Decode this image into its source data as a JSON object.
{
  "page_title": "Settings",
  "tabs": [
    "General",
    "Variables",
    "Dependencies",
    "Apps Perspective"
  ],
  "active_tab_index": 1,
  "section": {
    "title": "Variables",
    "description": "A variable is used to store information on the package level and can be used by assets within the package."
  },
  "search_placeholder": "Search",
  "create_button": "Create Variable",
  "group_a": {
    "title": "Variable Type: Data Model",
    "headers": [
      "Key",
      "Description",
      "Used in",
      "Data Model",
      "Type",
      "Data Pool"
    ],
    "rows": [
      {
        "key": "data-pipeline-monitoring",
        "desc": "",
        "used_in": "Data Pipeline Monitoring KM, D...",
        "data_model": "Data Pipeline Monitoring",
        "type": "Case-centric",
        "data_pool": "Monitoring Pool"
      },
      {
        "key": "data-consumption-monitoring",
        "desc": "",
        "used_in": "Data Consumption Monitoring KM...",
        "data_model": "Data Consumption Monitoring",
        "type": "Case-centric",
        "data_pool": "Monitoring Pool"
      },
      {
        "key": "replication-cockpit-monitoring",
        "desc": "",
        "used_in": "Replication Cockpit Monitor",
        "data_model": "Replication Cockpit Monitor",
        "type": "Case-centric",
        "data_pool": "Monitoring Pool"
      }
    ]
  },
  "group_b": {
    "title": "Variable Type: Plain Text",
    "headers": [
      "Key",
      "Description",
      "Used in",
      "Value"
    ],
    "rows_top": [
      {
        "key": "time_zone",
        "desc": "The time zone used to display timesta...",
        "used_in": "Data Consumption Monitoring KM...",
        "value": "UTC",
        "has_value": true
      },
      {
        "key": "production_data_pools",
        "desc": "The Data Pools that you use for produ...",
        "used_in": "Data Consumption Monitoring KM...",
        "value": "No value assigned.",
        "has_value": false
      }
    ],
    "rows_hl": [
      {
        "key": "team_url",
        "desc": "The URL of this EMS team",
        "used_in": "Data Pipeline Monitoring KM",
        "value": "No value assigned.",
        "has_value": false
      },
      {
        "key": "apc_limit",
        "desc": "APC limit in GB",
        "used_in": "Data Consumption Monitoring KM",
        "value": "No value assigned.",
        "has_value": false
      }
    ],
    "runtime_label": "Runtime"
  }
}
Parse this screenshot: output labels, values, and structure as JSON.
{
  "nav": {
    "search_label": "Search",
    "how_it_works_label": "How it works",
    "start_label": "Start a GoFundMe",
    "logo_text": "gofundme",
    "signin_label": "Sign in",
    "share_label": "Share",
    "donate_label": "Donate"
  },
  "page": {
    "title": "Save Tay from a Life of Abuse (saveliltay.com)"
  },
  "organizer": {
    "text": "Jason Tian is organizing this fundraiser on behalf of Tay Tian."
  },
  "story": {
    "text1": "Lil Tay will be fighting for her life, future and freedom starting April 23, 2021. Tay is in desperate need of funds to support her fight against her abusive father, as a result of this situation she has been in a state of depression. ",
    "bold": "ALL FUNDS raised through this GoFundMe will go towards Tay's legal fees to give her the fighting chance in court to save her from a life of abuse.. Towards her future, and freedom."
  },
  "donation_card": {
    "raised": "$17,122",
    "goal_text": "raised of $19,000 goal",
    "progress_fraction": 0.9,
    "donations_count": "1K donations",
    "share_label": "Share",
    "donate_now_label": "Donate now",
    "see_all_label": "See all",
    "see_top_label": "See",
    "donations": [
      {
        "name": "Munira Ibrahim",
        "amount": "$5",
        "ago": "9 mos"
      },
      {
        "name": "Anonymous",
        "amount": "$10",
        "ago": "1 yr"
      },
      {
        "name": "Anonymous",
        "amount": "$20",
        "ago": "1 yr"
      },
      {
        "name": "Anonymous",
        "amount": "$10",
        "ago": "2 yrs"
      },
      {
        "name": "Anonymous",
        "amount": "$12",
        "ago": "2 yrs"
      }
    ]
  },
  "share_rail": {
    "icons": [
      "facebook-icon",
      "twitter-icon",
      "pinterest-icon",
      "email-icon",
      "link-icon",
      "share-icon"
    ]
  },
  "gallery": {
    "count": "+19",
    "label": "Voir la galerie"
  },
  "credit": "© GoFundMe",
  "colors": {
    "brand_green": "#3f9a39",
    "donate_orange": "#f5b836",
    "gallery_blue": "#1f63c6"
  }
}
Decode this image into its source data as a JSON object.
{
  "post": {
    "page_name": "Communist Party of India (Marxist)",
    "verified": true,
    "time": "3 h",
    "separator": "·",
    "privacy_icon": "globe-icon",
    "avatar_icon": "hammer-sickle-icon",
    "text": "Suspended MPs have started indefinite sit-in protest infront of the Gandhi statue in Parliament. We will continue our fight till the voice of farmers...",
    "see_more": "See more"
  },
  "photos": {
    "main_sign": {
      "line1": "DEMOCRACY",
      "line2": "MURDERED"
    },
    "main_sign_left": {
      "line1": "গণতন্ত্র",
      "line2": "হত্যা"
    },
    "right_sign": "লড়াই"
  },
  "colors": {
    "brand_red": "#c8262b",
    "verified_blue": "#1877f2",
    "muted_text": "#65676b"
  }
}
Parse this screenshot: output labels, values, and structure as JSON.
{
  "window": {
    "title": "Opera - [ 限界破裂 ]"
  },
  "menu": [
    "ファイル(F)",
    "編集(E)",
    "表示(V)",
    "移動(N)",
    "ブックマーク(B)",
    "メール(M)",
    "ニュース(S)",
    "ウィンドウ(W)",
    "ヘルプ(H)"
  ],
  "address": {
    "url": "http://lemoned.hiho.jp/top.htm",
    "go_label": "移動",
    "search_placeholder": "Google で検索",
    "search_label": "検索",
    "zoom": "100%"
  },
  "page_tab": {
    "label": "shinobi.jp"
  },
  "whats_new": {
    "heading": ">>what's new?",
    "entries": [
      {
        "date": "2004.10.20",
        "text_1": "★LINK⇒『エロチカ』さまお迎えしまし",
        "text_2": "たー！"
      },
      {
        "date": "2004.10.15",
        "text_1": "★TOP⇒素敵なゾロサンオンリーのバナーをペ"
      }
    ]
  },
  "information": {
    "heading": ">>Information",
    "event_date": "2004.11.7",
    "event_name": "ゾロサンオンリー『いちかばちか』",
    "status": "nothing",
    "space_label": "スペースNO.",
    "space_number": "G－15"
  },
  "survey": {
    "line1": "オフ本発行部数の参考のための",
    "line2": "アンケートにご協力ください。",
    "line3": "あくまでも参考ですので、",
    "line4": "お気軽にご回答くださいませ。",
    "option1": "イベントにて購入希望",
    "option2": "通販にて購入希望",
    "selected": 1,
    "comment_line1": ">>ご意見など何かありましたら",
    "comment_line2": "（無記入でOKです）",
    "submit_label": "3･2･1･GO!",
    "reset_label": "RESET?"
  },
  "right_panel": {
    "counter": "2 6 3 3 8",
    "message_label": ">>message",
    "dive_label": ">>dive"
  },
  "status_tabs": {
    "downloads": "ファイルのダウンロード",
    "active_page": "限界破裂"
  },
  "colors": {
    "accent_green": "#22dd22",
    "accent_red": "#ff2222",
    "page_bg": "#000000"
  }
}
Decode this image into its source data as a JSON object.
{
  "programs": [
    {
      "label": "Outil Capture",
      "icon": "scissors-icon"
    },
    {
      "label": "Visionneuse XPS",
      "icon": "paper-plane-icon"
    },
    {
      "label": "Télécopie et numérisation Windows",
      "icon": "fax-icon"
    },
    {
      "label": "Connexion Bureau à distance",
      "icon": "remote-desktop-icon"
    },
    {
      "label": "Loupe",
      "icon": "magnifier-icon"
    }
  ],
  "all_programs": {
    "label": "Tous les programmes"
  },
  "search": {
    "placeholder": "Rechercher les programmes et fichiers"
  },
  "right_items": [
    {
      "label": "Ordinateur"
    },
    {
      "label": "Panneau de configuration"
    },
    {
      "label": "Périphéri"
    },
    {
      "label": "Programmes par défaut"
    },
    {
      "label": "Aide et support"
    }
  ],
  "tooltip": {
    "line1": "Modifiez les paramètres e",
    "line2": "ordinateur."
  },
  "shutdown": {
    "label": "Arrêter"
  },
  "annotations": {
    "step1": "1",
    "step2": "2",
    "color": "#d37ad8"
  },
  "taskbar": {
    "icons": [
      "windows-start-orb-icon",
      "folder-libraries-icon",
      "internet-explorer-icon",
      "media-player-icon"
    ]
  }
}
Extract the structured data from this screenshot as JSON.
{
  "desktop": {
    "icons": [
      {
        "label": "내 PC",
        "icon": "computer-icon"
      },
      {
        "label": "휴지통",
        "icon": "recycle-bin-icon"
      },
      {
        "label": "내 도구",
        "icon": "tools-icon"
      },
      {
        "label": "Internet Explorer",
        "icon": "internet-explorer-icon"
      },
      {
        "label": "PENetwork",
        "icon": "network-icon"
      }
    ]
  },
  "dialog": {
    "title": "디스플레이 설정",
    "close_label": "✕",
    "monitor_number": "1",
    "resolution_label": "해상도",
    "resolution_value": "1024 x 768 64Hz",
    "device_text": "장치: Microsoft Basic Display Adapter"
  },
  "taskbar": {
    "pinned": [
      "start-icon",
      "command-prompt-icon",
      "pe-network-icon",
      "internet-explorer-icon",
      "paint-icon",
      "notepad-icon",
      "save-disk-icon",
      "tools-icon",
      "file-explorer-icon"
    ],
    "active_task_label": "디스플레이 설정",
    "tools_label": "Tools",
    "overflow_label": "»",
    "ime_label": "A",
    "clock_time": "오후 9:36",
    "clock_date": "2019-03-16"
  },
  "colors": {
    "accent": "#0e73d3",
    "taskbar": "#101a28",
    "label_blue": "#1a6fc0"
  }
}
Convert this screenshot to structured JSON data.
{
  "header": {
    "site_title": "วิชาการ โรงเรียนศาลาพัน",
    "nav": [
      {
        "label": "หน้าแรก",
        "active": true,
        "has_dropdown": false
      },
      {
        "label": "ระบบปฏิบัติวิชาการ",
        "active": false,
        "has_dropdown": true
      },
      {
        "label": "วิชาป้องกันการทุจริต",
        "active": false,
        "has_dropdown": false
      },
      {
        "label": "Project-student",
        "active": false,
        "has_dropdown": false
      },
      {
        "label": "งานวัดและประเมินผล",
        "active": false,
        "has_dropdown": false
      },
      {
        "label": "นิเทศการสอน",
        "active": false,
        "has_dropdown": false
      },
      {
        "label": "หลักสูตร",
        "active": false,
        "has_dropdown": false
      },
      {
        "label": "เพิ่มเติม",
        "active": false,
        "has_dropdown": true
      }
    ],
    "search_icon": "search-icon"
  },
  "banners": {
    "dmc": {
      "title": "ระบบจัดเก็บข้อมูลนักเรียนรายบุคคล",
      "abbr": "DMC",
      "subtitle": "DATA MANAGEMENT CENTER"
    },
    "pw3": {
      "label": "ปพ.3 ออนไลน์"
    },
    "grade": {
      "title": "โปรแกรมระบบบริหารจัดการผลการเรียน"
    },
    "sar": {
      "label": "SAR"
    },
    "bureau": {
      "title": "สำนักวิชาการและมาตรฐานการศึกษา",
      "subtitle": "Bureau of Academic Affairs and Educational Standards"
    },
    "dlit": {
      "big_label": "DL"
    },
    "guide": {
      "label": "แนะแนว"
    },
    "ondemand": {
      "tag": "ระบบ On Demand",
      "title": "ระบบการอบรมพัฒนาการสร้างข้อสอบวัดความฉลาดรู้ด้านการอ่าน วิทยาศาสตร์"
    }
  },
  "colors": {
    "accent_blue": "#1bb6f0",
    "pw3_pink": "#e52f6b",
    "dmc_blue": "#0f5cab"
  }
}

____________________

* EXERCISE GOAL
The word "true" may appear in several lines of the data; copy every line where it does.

* SOLUTION TO THE EXERCISE
        "has_value": true
    "verified": true,
        "active": true,
        "has_dropdown": true
        "has_dropdown": true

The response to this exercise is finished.